Some evidence suggests that dates do not cause spikes in blood sugar and may in fact have a low glycemic index. However, researchers do not yet fully agree upon the exact relationship between dates and blood sugar. Therefore, people who are trying to regulate their blood sugar levels may need to be mindful of dates’ high sugar content when consuming them.
Medjool dates contain large amounts of potassium. While potassium can provide health benefits, consuming too much can cause health problems such as hyperkalemia. People who follow a low potassium diet, such as those with kidney disease and individuals taking medications that affect kidney function, should be mindful of the high potassium content in medjool dates.
Medjool dates are one of the most common dates in the U.S. and people can easily buy them in most grocery stores. Medjool dates have a pit in the middle that people can remove after slicing the date from the top to the bottom.
Due to their sweet, caramel taste, people may consider using them in desserts or sweet dishes. The American Institute of Cancer Research provides dessert recipes containing medjool dates such as a chocolate and date mousse and date, walnut and dark chocolate cookies. People may also incorporate medjool dates into their diet by:
- adding them to fruit smoothies
- using them as a topping for oatmeal and cereals
- mixing them into salads and other savory dishes
- stuffing them with nuts or cheese
Medjool dates are a good source of energy and are easily available in many grocery stores. Their high sugar content gives them a sweet, caramel flavor that makes them a useful sweetener for many dishes. They are also full of antioxidants that are associated with many health benefits.
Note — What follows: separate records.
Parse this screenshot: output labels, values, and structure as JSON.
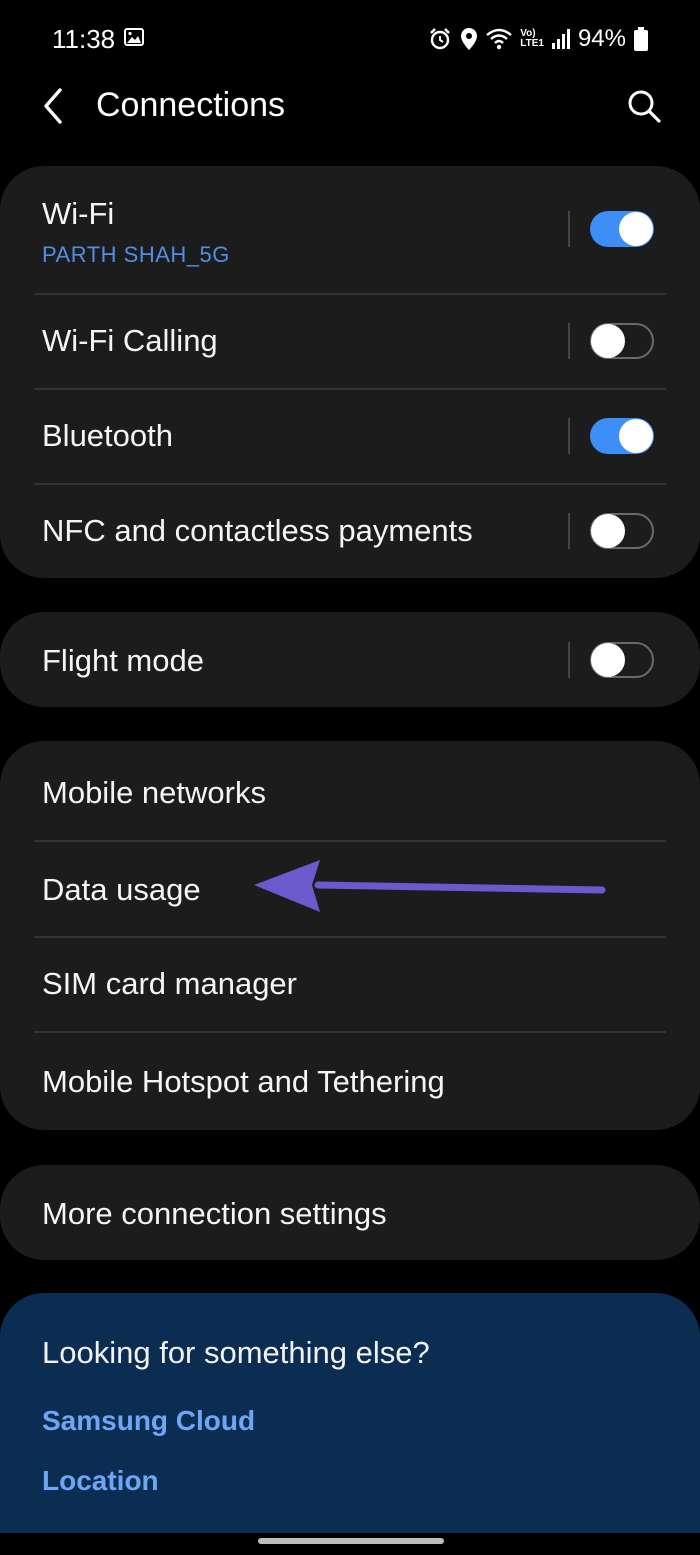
{
  "status_bar": {
    "time": "11:38",
    "volte_label_top": "Vo)",
    "volte_label_bottom": "LTE1",
    "battery": "94%"
  },
  "header": {
    "title": "Connections",
    "back_icon": "chevron-left-icon",
    "search_icon": "search-icon"
  },
  "connectivity": {
    "wifi": {
      "label": "Wi-Fi",
      "network": "PARTH SHAH_5G",
      "enabled": true
    },
    "wifi_calling": {
      "label": "Wi-Fi Calling",
      "enabled": false
    },
    "bluetooth": {
      "label": "Bluetooth",
      "enabled": true
    },
    "nfc": {
      "label": "NFC and contactless payments",
      "enabled": false
    }
  },
  "flight_mode": {
    "label": "Flight mode",
    "enabled": false
  },
  "networks": {
    "items": [
      {
        "label": "Mobile networks"
      },
      {
        "label": "Data usage"
      },
      {
        "label": "SIM card manager"
      },
      {
        "label": "Mobile Hotspot and Tethering"
      }
    ]
  },
  "more_settings": {
    "label": "More connection settings"
  },
  "suggestions": {
    "title": "Looking for something else?",
    "links": [
      "Samsung Cloud",
      "Location"
    ]
  },
  "colors": {
    "accent": "#3e8ef7",
    "link": "#6ea6f5",
    "annotation_arrow": "#6a5acd",
    "card": "#1c1c1c",
    "suggestion_panel": "#0b2d52"
  }
}
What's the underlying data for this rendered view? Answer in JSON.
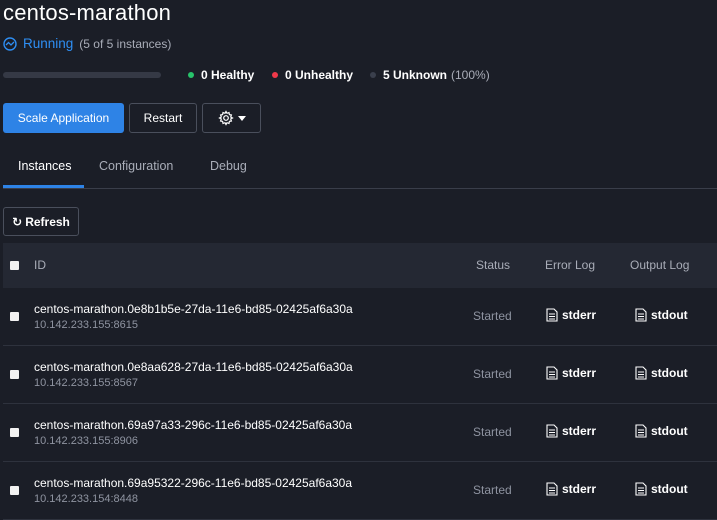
{
  "app": {
    "title": "centos-marathon",
    "status": "Running",
    "status_detail": "(5 of 5 instances)",
    "progress_fraction": 0.0
  },
  "health": {
    "healthy": "0 Healthy",
    "unhealthy": "0 Unhealthy",
    "unknown": "5 Unknown",
    "unknown_pct": "(100%)",
    "colors": {
      "healthy": "#27c36a",
      "unhealthy": "#f0394a",
      "unknown": "#3a3f4c"
    }
  },
  "toolbar": {
    "scale_label": "Scale Application",
    "restart_label": "Restart",
    "gear_icon": "gear-icon"
  },
  "tabs": [
    {
      "label": "Instances",
      "active": true
    },
    {
      "label": "Configuration",
      "active": false
    },
    {
      "label": "Debug",
      "active": false
    }
  ],
  "refresh": {
    "symbol": "↻",
    "label": "Refresh"
  },
  "table": {
    "headers": {
      "id": "ID",
      "status": "Status",
      "error_log": "Error Log",
      "output_log": "Output Log"
    },
    "rows": [
      {
        "id": "centos-marathon.0e8b1b5e-27da-11e6-bd85-02425af6a30a",
        "ip": "10.142.233.155:8615",
        "status": "Started",
        "stderr": "stderr",
        "stdout": "stdout"
      },
      {
        "id": "centos-marathon.0e8aa628-27da-11e6-bd85-02425af6a30a",
        "ip": "10.142.233.155:8567",
        "status": "Started",
        "stderr": "stderr",
        "stdout": "stdout"
      },
      {
        "id": "centos-marathon.69a97a33-296c-11e6-bd85-02425af6a30a",
        "ip": "10.142.233.155:8906",
        "status": "Started",
        "stderr": "stderr",
        "stdout": "stdout"
      },
      {
        "id": "centos-marathon.69a95322-296c-11e6-bd85-02425af6a30a",
        "ip": "10.142.233.154:8448",
        "status": "Started",
        "stderr": "stderr",
        "stdout": "stdout"
      }
    ]
  },
  "colors": {
    "accent": "#2e83e6",
    "background": "#1b1e27"
  }
}
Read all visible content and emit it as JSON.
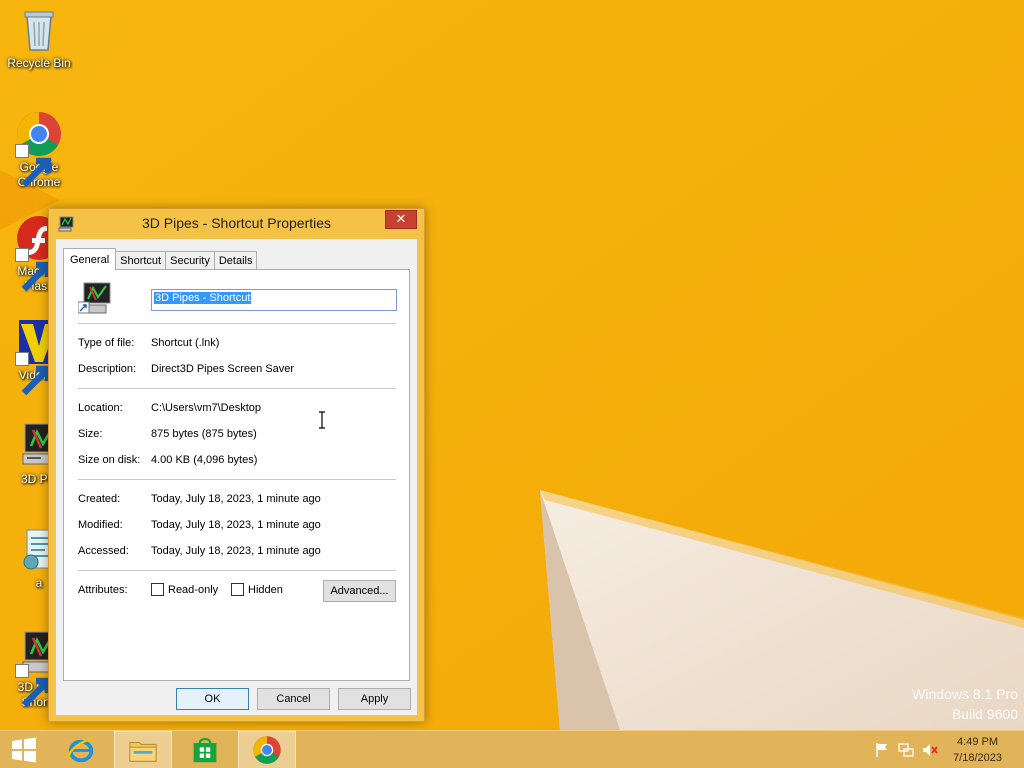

However, medjool dates also have a high calorie content, as well as high levels of fiber and potassium. Although these can be healthy elements in a person’s diet, some people may want to consume medjool dates in moderation.